But now three-quarters of the complaints it hears come from marketers, said James R. Guthrie, president and chief executive at the council. Guthrie said.
Battle Over Pizza Puffery Could Reshape Ad Landscape
The challengers are not always successful. The National Advertising Division of the council, where a staff of seven lawyers investigates ad claims brought to its attention, said Colgate-Palmolive had backed up its claim that Palmolive Oxy-Plus "blasts away grease faster" than Procter's Ultra Dawn.
Procter had better luck earlier this year, when it asked the advertising division to knock down GlaxoSmithKline's assertion that Super PoliGrip had the "strongest hold ever. Although consumers complain to the division less than marketers, they initiate some investigations. On Dec. Decisions by the division are recommendations and can be appealed to another unit of the review council.
But the council refers marketers that do not win appeals or do not ultimately comply with the recommendation to the Federal Trade Commission for government scrutiny. There are limits to what can be challenged, though, including sizable protections for puffery -- that is, a statement of opinion with little or no reference to demonstrable facts.
Protection for puffery stems from legal precedents that go back toas well as from the sense that most people ignore such entirely unverifiable claims, he said. In June, for example, the National Advertising Division decided that ads for Hunt's tomato products, sold by ConAgra Foods, could say, "Only the best tomatoes grow up to be Hunt's," because the statement qualified as "nonactionable puffery.
Consumers actually have a variety of responses to puffery, Mr. Preston argued. Other marketers avoid truth challenges by building brand identities around aspiration or identification.

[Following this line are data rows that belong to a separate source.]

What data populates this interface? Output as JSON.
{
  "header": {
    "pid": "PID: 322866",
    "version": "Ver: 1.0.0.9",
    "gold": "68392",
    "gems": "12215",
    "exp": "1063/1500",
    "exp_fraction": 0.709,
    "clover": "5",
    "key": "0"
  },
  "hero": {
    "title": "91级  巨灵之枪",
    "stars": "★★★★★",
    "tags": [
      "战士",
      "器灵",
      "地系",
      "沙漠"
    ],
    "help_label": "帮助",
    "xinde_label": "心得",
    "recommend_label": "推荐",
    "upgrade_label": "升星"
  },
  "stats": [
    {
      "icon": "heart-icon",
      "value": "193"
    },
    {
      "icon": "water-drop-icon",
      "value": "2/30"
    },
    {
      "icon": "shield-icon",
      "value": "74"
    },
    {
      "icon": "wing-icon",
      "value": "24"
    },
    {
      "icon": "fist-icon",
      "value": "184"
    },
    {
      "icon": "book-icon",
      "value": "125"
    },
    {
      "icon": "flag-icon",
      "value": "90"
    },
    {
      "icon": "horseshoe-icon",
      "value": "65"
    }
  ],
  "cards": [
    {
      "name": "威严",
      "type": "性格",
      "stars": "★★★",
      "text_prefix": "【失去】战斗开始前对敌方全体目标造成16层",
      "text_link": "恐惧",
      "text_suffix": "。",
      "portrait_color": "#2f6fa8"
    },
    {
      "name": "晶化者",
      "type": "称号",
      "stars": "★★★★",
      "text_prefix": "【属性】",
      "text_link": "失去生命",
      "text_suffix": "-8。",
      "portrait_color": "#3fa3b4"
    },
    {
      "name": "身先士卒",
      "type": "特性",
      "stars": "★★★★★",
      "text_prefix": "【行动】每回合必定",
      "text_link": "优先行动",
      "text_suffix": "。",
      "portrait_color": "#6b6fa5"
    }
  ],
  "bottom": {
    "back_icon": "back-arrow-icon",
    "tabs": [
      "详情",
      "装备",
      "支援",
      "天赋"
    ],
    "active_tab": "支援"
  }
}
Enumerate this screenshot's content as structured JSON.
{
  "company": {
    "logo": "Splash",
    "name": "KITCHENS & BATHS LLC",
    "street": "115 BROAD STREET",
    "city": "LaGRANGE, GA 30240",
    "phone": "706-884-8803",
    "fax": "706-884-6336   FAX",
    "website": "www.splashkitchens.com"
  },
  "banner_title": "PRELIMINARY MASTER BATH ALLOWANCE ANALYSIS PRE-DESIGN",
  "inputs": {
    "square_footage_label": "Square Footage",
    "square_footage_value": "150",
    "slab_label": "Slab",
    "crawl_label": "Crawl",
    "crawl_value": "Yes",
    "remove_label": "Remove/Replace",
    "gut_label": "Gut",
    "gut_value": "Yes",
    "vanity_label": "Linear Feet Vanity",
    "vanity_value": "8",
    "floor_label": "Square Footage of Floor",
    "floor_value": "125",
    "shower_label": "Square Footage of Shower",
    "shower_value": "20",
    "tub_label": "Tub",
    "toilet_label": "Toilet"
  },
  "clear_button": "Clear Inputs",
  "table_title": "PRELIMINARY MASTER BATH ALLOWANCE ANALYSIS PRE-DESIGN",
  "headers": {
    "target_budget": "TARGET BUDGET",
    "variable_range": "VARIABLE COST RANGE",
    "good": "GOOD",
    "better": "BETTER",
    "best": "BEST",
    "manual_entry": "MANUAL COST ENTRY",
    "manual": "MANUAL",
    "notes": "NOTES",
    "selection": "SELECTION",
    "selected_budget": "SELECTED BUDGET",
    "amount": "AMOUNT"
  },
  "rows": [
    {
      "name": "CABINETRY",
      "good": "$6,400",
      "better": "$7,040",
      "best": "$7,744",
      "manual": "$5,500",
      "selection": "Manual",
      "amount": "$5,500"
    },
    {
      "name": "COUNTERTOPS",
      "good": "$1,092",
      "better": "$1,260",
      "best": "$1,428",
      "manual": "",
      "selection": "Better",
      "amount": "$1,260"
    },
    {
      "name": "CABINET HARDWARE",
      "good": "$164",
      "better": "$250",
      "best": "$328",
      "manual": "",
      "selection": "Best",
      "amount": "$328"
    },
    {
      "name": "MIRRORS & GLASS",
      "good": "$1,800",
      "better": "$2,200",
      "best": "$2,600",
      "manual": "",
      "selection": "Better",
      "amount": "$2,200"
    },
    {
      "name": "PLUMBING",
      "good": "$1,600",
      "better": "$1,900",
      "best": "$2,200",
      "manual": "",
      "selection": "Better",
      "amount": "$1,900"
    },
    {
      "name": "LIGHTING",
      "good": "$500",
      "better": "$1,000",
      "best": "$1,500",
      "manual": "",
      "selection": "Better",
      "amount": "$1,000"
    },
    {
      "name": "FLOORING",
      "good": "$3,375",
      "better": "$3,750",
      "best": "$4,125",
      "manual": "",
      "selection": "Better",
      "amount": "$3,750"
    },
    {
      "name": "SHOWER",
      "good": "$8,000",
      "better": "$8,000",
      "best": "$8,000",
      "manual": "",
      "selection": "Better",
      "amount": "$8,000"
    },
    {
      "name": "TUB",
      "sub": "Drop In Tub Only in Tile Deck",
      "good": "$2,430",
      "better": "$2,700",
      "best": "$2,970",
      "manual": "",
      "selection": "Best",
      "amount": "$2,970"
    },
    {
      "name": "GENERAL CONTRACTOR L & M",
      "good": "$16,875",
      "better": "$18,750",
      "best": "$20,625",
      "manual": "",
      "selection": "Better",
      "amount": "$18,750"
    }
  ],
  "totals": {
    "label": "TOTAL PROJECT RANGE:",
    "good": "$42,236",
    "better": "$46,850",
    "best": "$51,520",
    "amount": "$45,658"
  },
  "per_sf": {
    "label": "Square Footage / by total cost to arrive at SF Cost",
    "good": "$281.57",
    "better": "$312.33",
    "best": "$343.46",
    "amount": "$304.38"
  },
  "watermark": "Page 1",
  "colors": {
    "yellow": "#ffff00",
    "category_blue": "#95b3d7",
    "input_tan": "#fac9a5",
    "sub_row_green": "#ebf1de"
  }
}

In criticizing the Miller and Coors commercials, Anheuser-Busch asserted that that they had made specific, unsubstantiated taste claims. Bob Mikulay, senior vice president for marketing at Miller, part of SAB Miller, said in a memorandum to distributors, "The networks were not commenting on our taste claims themselves, but merely saying that some of the commercials could be misinterpreted as making additional claims.
One network, Fox, did not respond to Anheuser-Busch's complaint. Kabira Hatland, a spokeswoman at Coors in Golden, Colo. Coors decided to pull the spots -- several versions of the same basic commercial -- after word of the challenge by Anheuser-Busch began spreading, not because the spots were false, Ms.